In short, the economy is slowing; the ag commodity complex prices are crashing; the herd is fat and growing and consumers are consuming less red meat. Therefore, the current set up for a crash in red meat is nearly perfect:
- Because beef is among the most expensive proteins.
- The strong dollar is hurting the export market for beef.
- U.S. per-capita beef consumption in 2015 will decline to 53.9 pounds per person, the lowest in government data that goes back to 1970.
- Cattle futures are in a free fall and could crash further and stay low for an extended period of time. As a result, the bubble in red meat prices are going to burst, and could be in a bear market for years.
COMPANIES IMPACTED – TSN, HRL, CAG
On Thursday, October 15th at 1:00 pm ET we are holding a Thought Leader call discussing the current crash in cattle prices and the long-term implications for the industry. On the call will be James G. Robb, Senior Agricultural Economist and Director, Livestock Marketing Information Center.
The call will focus on the following:
- Historical context to the current cattle market supply and demand dynamics
- The free fall in cattle prices
- The cattle life cycle and why the largest cattle herd expansion in history is now underway
- Why the “fat” inventory of cattle will continue to drive prices lower
- The ramifications of falling beef prices across the supply chain
- A time table for key industry events that could drive price down further
JIM ROBB BIO
Jim Robb is the Senior Agricultural Economist at the Livestock Marketing Information Center (LMIC) and for 18 years has served as the Director.
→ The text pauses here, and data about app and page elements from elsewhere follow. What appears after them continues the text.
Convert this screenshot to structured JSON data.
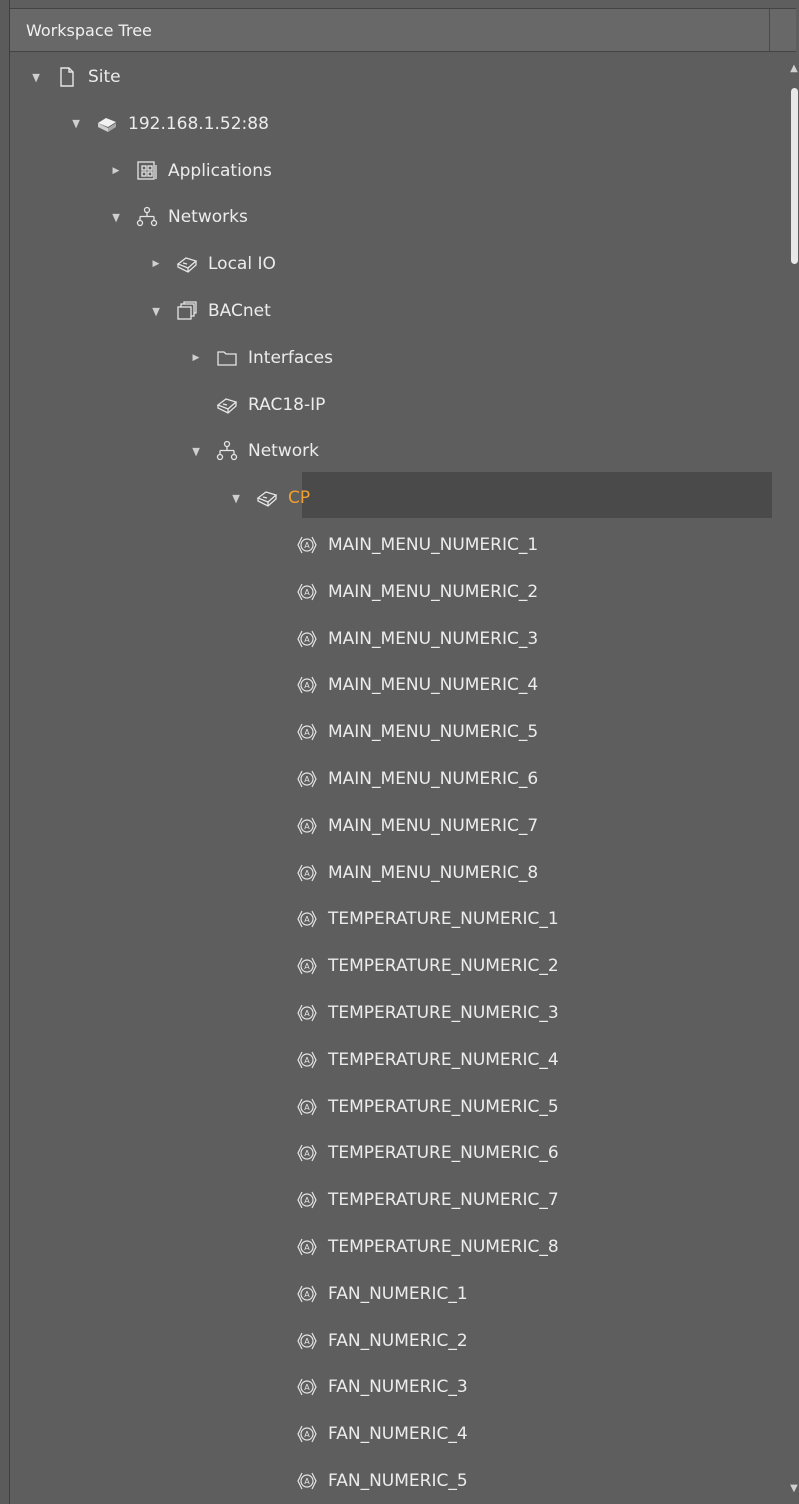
{
  "panel": {
    "title": "Workspace Tree"
  },
  "tree": [
    {
      "label": "Site",
      "depth": 0,
      "toggle": "expanded",
      "icon": "page-icon"
    },
    {
      "label": "192.168.1.52:88",
      "depth": 1,
      "toggle": "expanded",
      "icon": "device-icon"
    },
    {
      "label": "Applications",
      "depth": 2,
      "toggle": "collapsed",
      "icon": "applications-icon"
    },
    {
      "label": "Networks",
      "depth": 2,
      "toggle": "expanded",
      "icon": "network-icon"
    },
    {
      "label": "Local IO",
      "depth": 3,
      "toggle": "collapsed",
      "icon": "module-icon"
    },
    {
      "label": "BACnet",
      "depth": 3,
      "toggle": "expanded",
      "icon": "stack-icon"
    },
    {
      "label": "Interfaces",
      "depth": 4,
      "toggle": "collapsed",
      "icon": "folder-icon"
    },
    {
      "label": "RAC18-IP",
      "depth": 4,
      "toggle": "none",
      "icon": "module-icon"
    },
    {
      "label": "Network",
      "depth": 4,
      "toggle": "expanded",
      "icon": "network-icon"
    },
    {
      "label": "CP",
      "depth": 5,
      "toggle": "expanded",
      "icon": "module-icon",
      "selected": true
    },
    {
      "label": "MAIN_MENU_NUMERIC_1",
      "depth": 6,
      "toggle": "none",
      "icon": "analog-point-icon"
    },
    {
      "label": "MAIN_MENU_NUMERIC_2",
      "depth": 6,
      "toggle": "none",
      "icon": "analog-point-icon"
    },
    {
      "label": "MAIN_MENU_NUMERIC_3",
      "depth": 6,
      "toggle": "none",
      "icon": "analog-point-icon"
    },
    {
      "label": "MAIN_MENU_NUMERIC_4",
      "depth": 6,
      "toggle": "none",
      "icon": "analog-point-icon"
    },
    {
      "label": "MAIN_MENU_NUMERIC_5",
      "depth": 6,
      "toggle": "none",
      "icon": "analog-point-icon"
    },
    {
      "label": "MAIN_MENU_NUMERIC_6",
      "depth": 6,
      "toggle": "none",
      "icon": "analog-point-icon"
    },
    {
      "label": "MAIN_MENU_NUMERIC_7",
      "depth": 6,
      "toggle": "none",
      "icon": "analog-point-icon"
    },
    {
      "label": "MAIN_MENU_NUMERIC_8",
      "depth": 6,
      "toggle": "none",
      "icon": "analog-point-icon"
    },
    {
      "label": "TEMPERATURE_NUMERIC_1",
      "depth": 6,
      "toggle": "none",
      "icon": "analog-point-icon"
    },
    {
      "label": "TEMPERATURE_NUMERIC_2",
      "depth": 6,
      "toggle": "none",
      "icon": "analog-point-icon"
    },
    {
      "label": "TEMPERATURE_NUMERIC_3",
      "depth": 6,
      "toggle": "none",
      "icon": "analog-point-icon"
    },
    {
      "label": "TEMPERATURE_NUMERIC_4",
      "depth": 6,
      "toggle": "none",
      "icon": "analog-point-icon"
    },
    {
      "label": "TEMPERATURE_NUMERIC_5",
      "depth": 6,
      "toggle": "none",
      "icon": "analog-point-icon"
    },
    {
      "label": "TEMPERATURE_NUMERIC_6",
      "depth": 6,
      "toggle": "none",
      "icon": "analog-point-icon"
    },
    {
      "label": "TEMPERATURE_NUMERIC_7",
      "depth": 6,
      "toggle": "none",
      "icon": "analog-point-icon"
    },
    {
      "label": "TEMPERATURE_NUMERIC_8",
      "depth": 6,
      "toggle": "none",
      "icon": "analog-point-icon"
    },
    {
      "label": "FAN_NUMERIC_1",
      "depth": 6,
      "toggle": "none",
      "icon": "analog-point-icon"
    },
    {
      "label": "FAN_NUMERIC_2",
      "depth": 6,
      "toggle": "none",
      "icon": "analog-point-icon"
    },
    {
      "label": "FAN_NUMERIC_3",
      "depth": 6,
      "toggle": "none",
      "icon": "analog-point-icon"
    },
    {
      "label": "FAN_NUMERIC_4",
      "depth": 6,
      "toggle": "none",
      "icon": "analog-point-icon"
    },
    {
      "label": "FAN_NUMERIC_5",
      "depth": 6,
      "toggle": "none",
      "icon": "analog-point-icon"
    }
  ],
  "colors": {
    "selected_text": "#f0a030",
    "selected_row": "#4a4a4a"
  }
}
He has written several hundred articles and newsletters on a variety of agricultural marketing and cattle industry topics. Jim is a regular speaker at conferences throughout North America and has given expert testimony to the US Senate Agriculture Committee.
Prior to joining the LMIC, Jim was an Agricultural Economist at the University of Nebraska. He also has worked in the agricultural banking sector. Jim received degrees in Agricultural Economics from the University of California-Davis and from Michigan State University.
The LMIC began in 1955 and is a unique cooperative effort that supports market education, research, and outlook. Currently, the Center includes 28 US Land Grant Universities, Utah State University was a founding partner. The Center also includes six USDA agencies, and several associate organizations.
Call details and materials to be provided next week.